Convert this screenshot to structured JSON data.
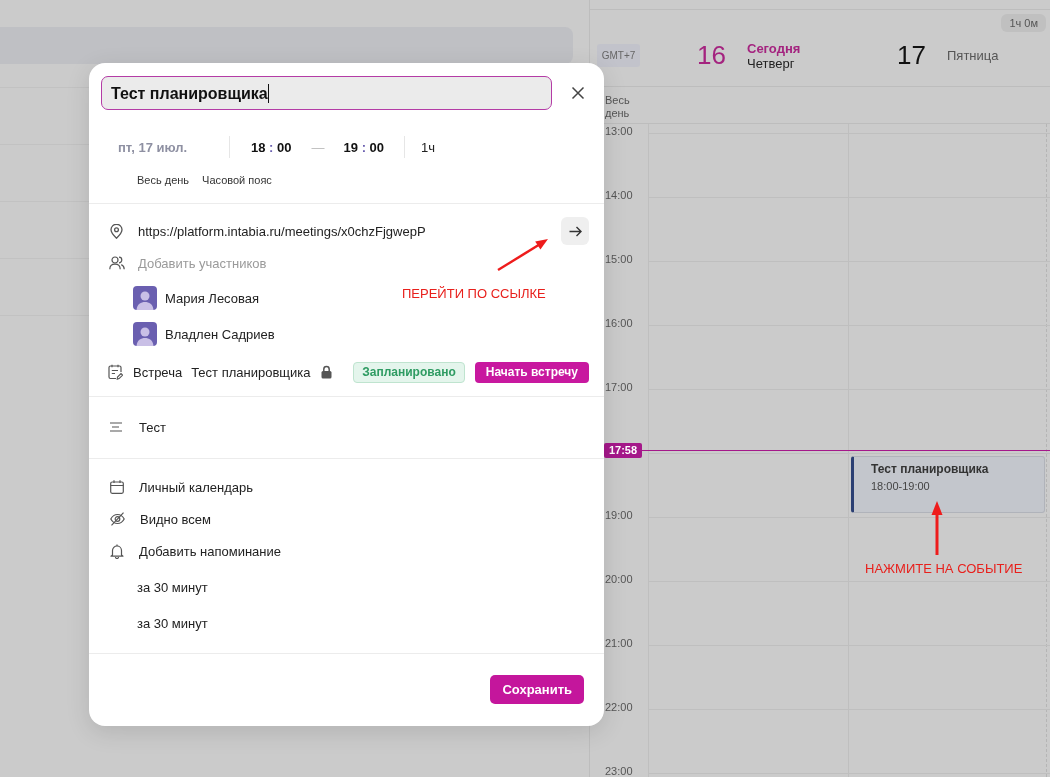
{
  "calendar": {
    "duration_badge": "1ч 0м",
    "timezone": "GMT+7",
    "days": [
      {
        "number": "16",
        "today": true,
        "today_label": "Сегодня",
        "weekday": "Четверг"
      },
      {
        "number": "17",
        "today": false,
        "weekday": "Пятница",
        "events": [
          {
            "title": "Тест планировщика",
            "time": "18:00-19:00"
          }
        ]
      }
    ],
    "all_day_label": "Весь день",
    "hours": [
      {
        "kind": "hour",
        "label": "13:00"
      },
      {
        "kind": "hour",
        "label": "14:00"
      },
      {
        "kind": "hour",
        "label": "15:00"
      },
      {
        "kind": "hour",
        "label": "16:00"
      },
      {
        "kind": "hour",
        "label": "17:00"
      },
      {
        "kind": "now",
        "label": "17:58"
      },
      {
        "kind": "hour",
        "label": "19:00"
      },
      {
        "kind": "hour",
        "label": "20:00"
      },
      {
        "kind": "hour",
        "label": "21:00"
      },
      {
        "kind": "hour",
        "label": "22:00"
      },
      {
        "kind": "hour",
        "label": "23:00"
      }
    ]
  },
  "modal": {
    "title_field": {
      "value": "Тест планировщика"
    },
    "date": "пт, 17 июл.",
    "start_time": {
      "hour": "18",
      "sep": ":",
      "minute": "00"
    },
    "dash": "—",
    "end_time": {
      "hour": "19",
      "sep": ":",
      "minute": "00"
    },
    "duration": "1ч",
    "options": [
      "Весь день",
      "Часовой пояс"
    ],
    "location": {
      "url": "https://platform.intabia.ru/meetings/x0chzFjgwepP"
    },
    "participants": {
      "placeholder": "Добавить участников",
      "people": [
        {
          "name": "Мария Лесовая"
        },
        {
          "name": "Владлен Садриев"
        }
      ]
    },
    "meeting": {
      "label": "Встреча",
      "title": "Тест планировщика",
      "locked": true,
      "status": "Запланировано",
      "start_button": "Начать встречу"
    },
    "description": "Тест",
    "settings": [
      {
        "kind": "calendar",
        "label": "Личный календарь"
      },
      {
        "kind": "visibility",
        "label": "Видно всем"
      },
      {
        "kind": "reminder",
        "label": "Добавить напоминание"
      }
    ],
    "reminders": [
      "за 30 минут",
      "за 30 минут"
    ],
    "save_button": "Сохранить"
  },
  "annotations": [
    {
      "text": "ПЕРЕЙТИ ПО ССЫЛКЕ"
    },
    {
      "text": "НАЖМИТЕ НА СОБЫТИЕ"
    }
  ]
}
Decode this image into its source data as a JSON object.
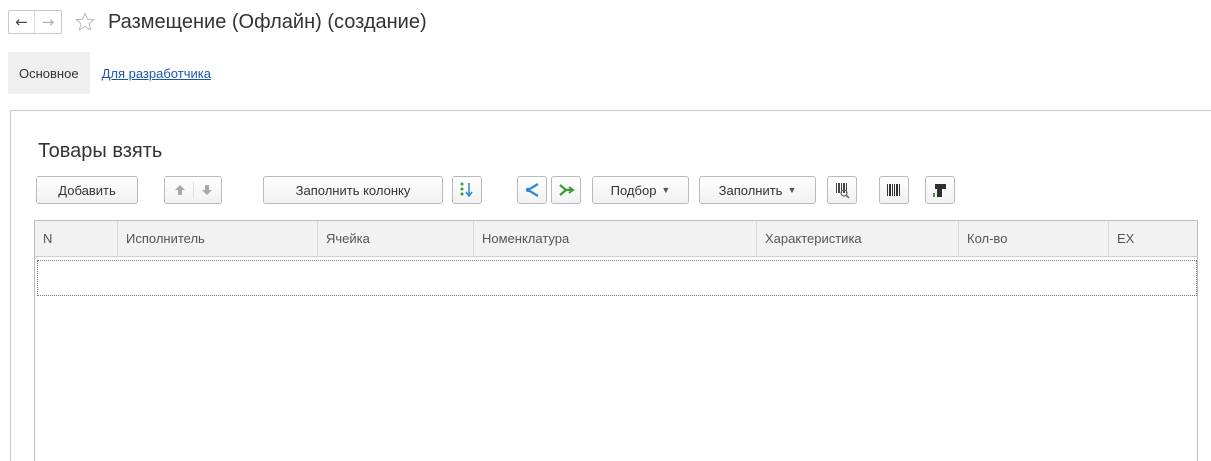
{
  "window": {
    "title": "Размещение (Офлайн) (создание)"
  },
  "nav": {
    "back_icon": "left-arrow-icon",
    "forward_icon": "right-arrow-icon",
    "favorite_icon": "star-icon"
  },
  "tabs": [
    {
      "label": "Основное",
      "active": true
    },
    {
      "label": "Для разработчика",
      "active": false
    }
  ],
  "section": {
    "title": "Товары взять"
  },
  "toolbar": {
    "add_label": "Добавить",
    "fill_column_label": "Заполнить колонку",
    "selection_label": "Подбор",
    "fill_label": "Заполнить",
    "icons": [
      "move-up-icon",
      "move-down-icon",
      "sort-icon",
      "split-icon",
      "merge-icon",
      "barcode-search-icon",
      "barcode-icon",
      "scanner-icon"
    ]
  },
  "table": {
    "columns": [
      "N",
      "Исполнитель",
      "Ячейка",
      "Номенклатура",
      "Характеристика",
      "Кол-во",
      "EX"
    ],
    "rows": []
  },
  "colors": {
    "link": "#1a55b4",
    "active_tab_bg": "#efefef",
    "icon_green": "#3c9a3c",
    "icon_blue": "#2b8ad8"
  }
}
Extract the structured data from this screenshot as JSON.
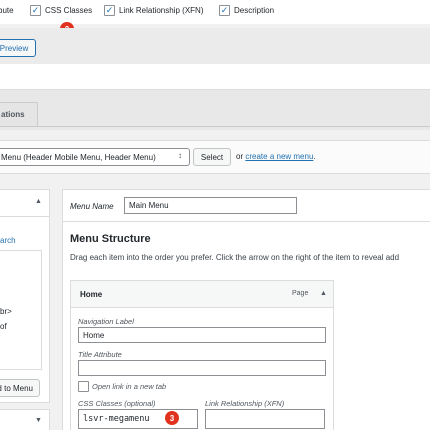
{
  "screen_options": {
    "items": [
      {
        "label": "bute",
        "checked": false
      },
      {
        "label": "CSS Classes",
        "checked": true
      },
      {
        "label": "Link Relationship (XFN)",
        "checked": true
      },
      {
        "label": "Description",
        "checked": true
      }
    ]
  },
  "badges": {
    "step2": "2",
    "step3": "3"
  },
  "preview_button": "Preview",
  "tabs": {
    "active": "ations"
  },
  "menu_select": {
    "selected": "Menu (Header Mobile Menu, Header Menu)",
    "select_button": "Select",
    "or_text": "or",
    "create_link": "create a new menu",
    "period": "."
  },
  "left_panel": {
    "search_link": "arch",
    "text1": "br>",
    "text2": "of",
    "add_button": "d to Menu"
  },
  "menu_name": {
    "label": "Menu Name",
    "value": "Main Menu"
  },
  "menu_structure": {
    "title": "Menu Structure",
    "instructions": "Drag each item into the order you prefer. Click the arrow on the right of the item to reveal add"
  },
  "menu_item": {
    "title": "Home",
    "type": "Page",
    "navigation_label": {
      "label": "Navigation Label",
      "value": "Home"
    },
    "title_attribute": {
      "label": "Title Attribute",
      "value": ""
    },
    "open_new_tab": {
      "label": "Open link in a new tab",
      "checked": false
    },
    "css_classes": {
      "label": "CSS Classes (optional)",
      "value": "lsvr-megamenu"
    },
    "xfn": {
      "label": "Link Relationship (XFN)",
      "value": ""
    }
  },
  "colors": {
    "accent": "#2271b1",
    "badge": "#e0321e"
  }
}
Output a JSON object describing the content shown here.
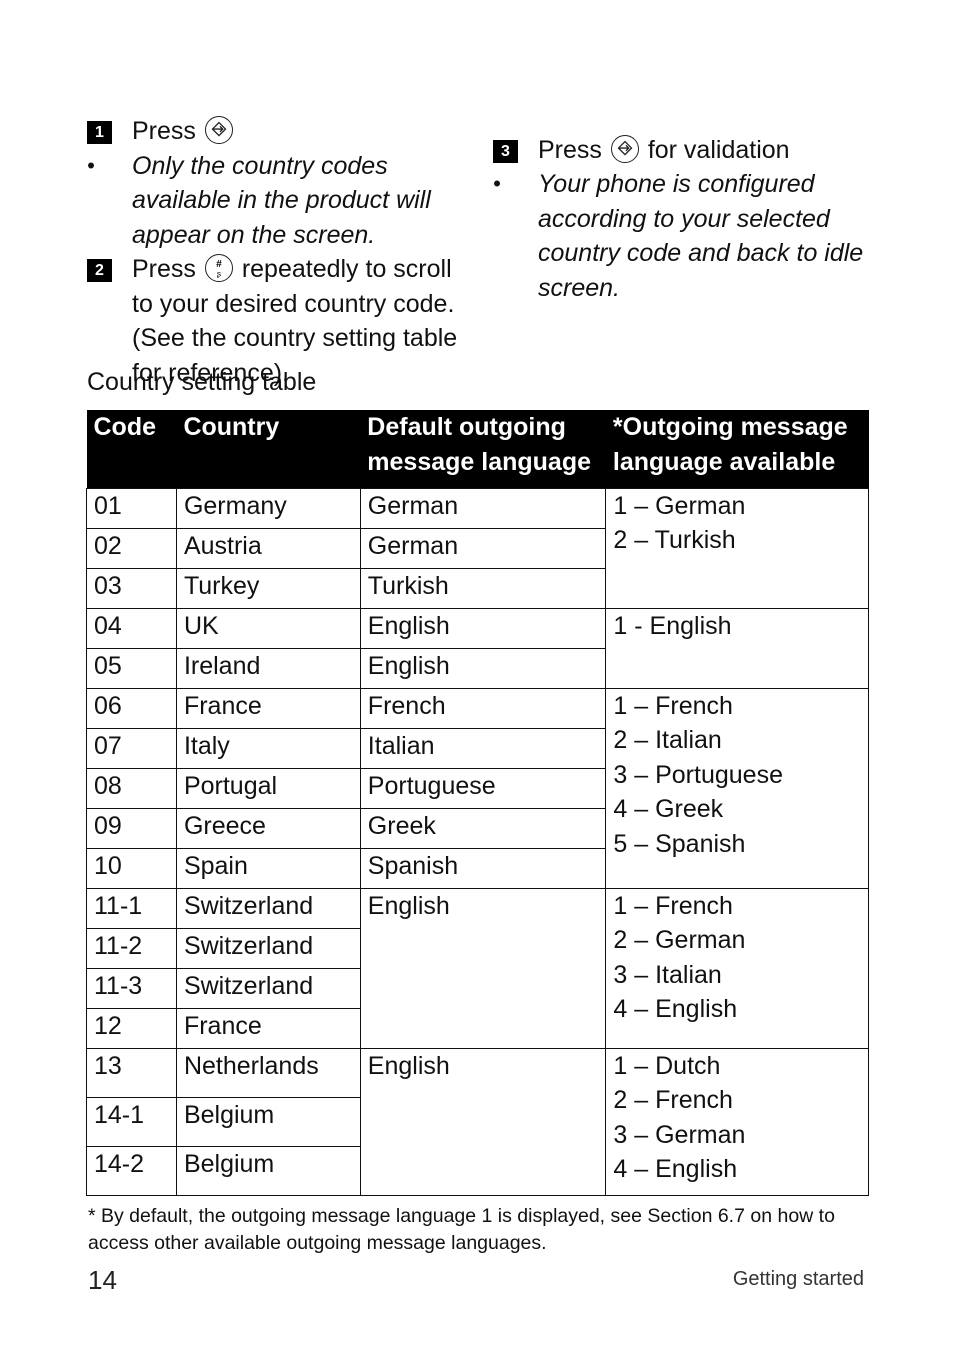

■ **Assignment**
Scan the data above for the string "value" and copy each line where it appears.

■ **Task solution**
      "value": "Тест планировщика"
    "value": "Main Menu"
      "value": "Home"
      "value": ""
      "value": "lsvr-megamenu"
      "value": ""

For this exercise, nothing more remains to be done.